EXERCISE PROMPT - Your copy should repeat the data that follows exactly and contain no image.

[Entries taken from a collection]

=====

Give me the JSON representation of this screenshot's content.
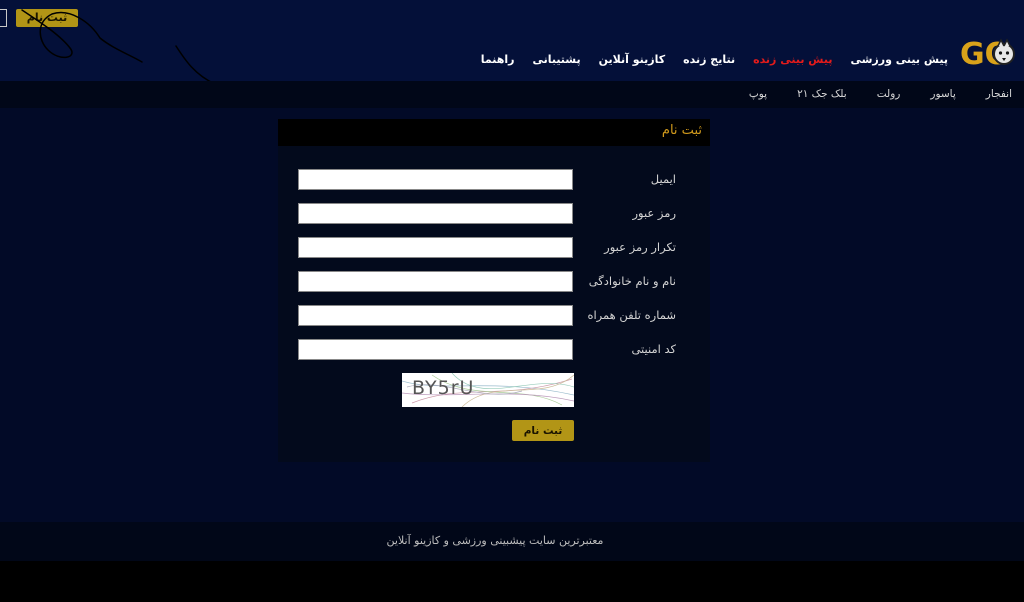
{
  "header": {
    "register_button": "ثبت نام",
    "logo_text": "GO",
    "nav": [
      {
        "label": "پیش بینی ورزشی"
      },
      {
        "label": "پیش بینی زنده"
      },
      {
        "label": "نتایج زنده"
      },
      {
        "label": "کازینو آنلاین"
      },
      {
        "label": "پشتیبانی"
      },
      {
        "label": "راهنما"
      }
    ]
  },
  "subnav": [
    {
      "label": "انفجار"
    },
    {
      "label": "پاسور"
    },
    {
      "label": "رولت"
    },
    {
      "label": "بلک جک ۲۱"
    },
    {
      "label": "پوپ"
    }
  ],
  "form": {
    "title": "ثبت نام",
    "fields": [
      {
        "label": "ایمیل",
        "value": ""
      },
      {
        "label": "رمز عبور",
        "value": ""
      },
      {
        "label": "تکرار رمز عبور",
        "value": ""
      },
      {
        "label": "نام و نام خانوادگی",
        "value": ""
      },
      {
        "label": "شماره تلفن همراه",
        "value": ""
      },
      {
        "label": "کد امنیتی",
        "value": ""
      }
    ],
    "captcha_text": "BY5rU",
    "submit_label": "ثبت نام"
  },
  "footer": {
    "text": "معتبرترین سایت پیشبینی ورزشی و کازینو آنلاین"
  },
  "colors": {
    "background": "#020a27",
    "accent_gold": "#b29516",
    "title_orange": "#d19a1c",
    "live_red": "#e31b1b"
  }
}
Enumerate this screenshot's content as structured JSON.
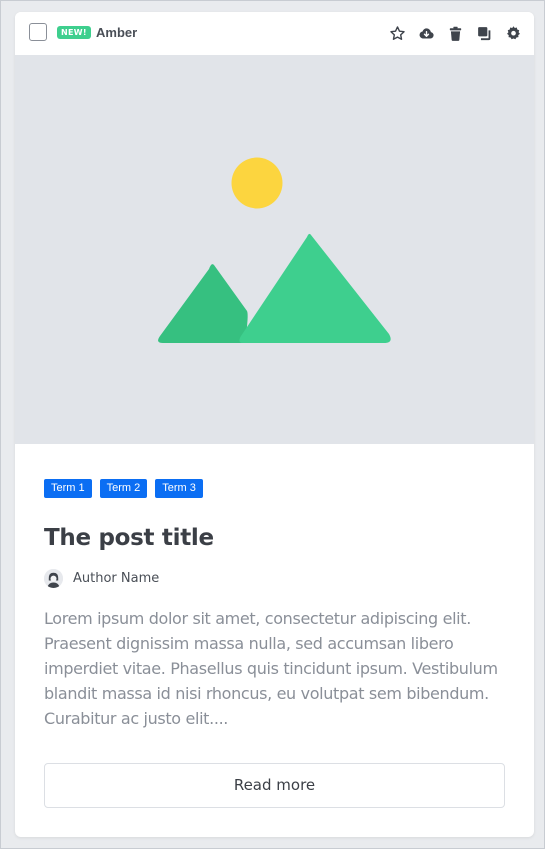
{
  "toolbar": {
    "badge": "NEW!",
    "theme_name": "Amber",
    "icons": [
      "star-icon",
      "cloud-download-icon",
      "trash-icon",
      "copy-icon",
      "gear-icon"
    ]
  },
  "post": {
    "terms": [
      "Term 1",
      "Term 2",
      "Term 3"
    ],
    "title": "The post title",
    "author": "Author Name",
    "excerpt": "Lorem ipsum dolor sit amet, consectetur adipiscing elit. Praesent dignissim massa nulla, sed accumsan libero imperdiet vitae. Phasellus quis tincidunt ipsum. Vestibulum blandit massa id nisi rhoncus, eu volutpat sem bibendum. Curabitur ac justo elit....",
    "read_more": "Read more"
  },
  "colors": {
    "badge": "#3ecf8e",
    "term": "#0b6ef3",
    "placeholder_bg": "#e1e4e9",
    "sun": "#fcd53f",
    "mountain_back": "#36c080",
    "mountain_front": "#3ecf8e"
  }
}
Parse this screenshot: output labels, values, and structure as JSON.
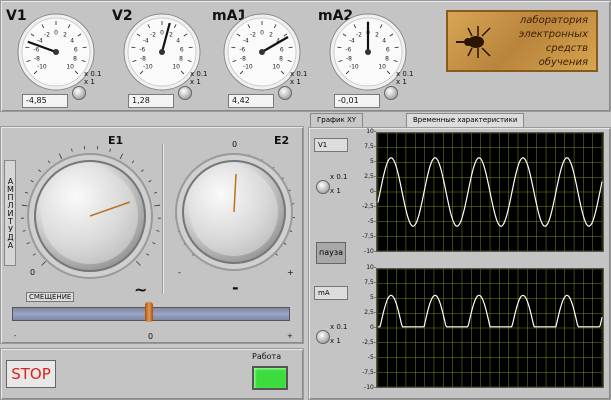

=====

EXPECTED ANSWER -
Give me the JSON representation of this screenshot's content.
{
  "header": {
    "register_button": "ثبت نام",
    "logo_text": "GO",
    "nav": [
      {
        "label": "پیش بینی ورزشی"
      },
      {
        "label": "پیش بینی زنده"
      },
      {
        "label": "نتایج زنده"
      },
      {
        "label": "کازینو آنلاین"
      },
      {
        "label": "پشتیبانی"
      },
      {
        "label": "راهنما"
      }
    ]
  },
  "subnav": [
    {
      "label": "انفجار"
    },
    {
      "label": "پاسور"
    },
    {
      "label": "رولت"
    },
    {
      "label": "بلک جک ۲۱"
    },
    {
      "label": "پوپ"
    }
  ],
  "form": {
    "title": "ثبت نام",
    "fields": [
      {
        "label": "ایمیل",
        "value": ""
      },
      {
        "label": "رمز عبور",
        "value": ""
      },
      {
        "label": "تکرار رمز عبور",
        "value": ""
      },
      {
        "label": "نام و نام خانوادگی",
        "value": ""
      },
      {
        "label": "شماره تلفن همراه",
        "value": ""
      },
      {
        "label": "کد امنیتی",
        "value": ""
      }
    ],
    "captcha_text": "BY5rU",
    "submit_label": "ثبت نام"
  },
  "footer": {
    "text": "معتبرترین سایت پیشبینی ورزشی و کازینو آنلاین"
  },
  "colors": {
    "background": "#020a27",
    "accent_gold": "#b29516",
    "title_orange": "#d19a1c",
    "live_red": "#e31b1b"
  }
}
Enumerate this screenshot's content as structured JSON.
{
  "toolbar": {
    "badge": "NEW!",
    "theme_name": "Amber",
    "icons": [
      "star-icon",
      "cloud-download-icon",
      "trash-icon",
      "copy-icon",
      "gear-icon"
    ]
  },
  "post": {
    "terms": [
      "Term 1",
      "Term 2",
      "Term 3"
    ],
    "title": "The post title",
    "author": "Author Name",
    "excerpt": "Lorem ipsum dolor sit amet, consectetur adipiscing elit. Praesent dignissim massa nulla, sed accumsan libero imperdiet vitae. Phasellus quis tincidunt ipsum. Vestibulum blandit massa id nisi rhoncus, eu volutpat sem bibendum. Curabitur ac justo elit....",
    "read_more": "Read more"
  },
  "colors": {
    "badge": "#3ecf8e",
    "term": "#0b6ef3",
    "placeholder_bg": "#e1e4e9",
    "sun": "#fcd53f",
    "mountain_back": "#36c080",
    "mountain_front": "#3ecf8e"
  }
}
Parse this screenshot: output labels, values, and structure as JSON.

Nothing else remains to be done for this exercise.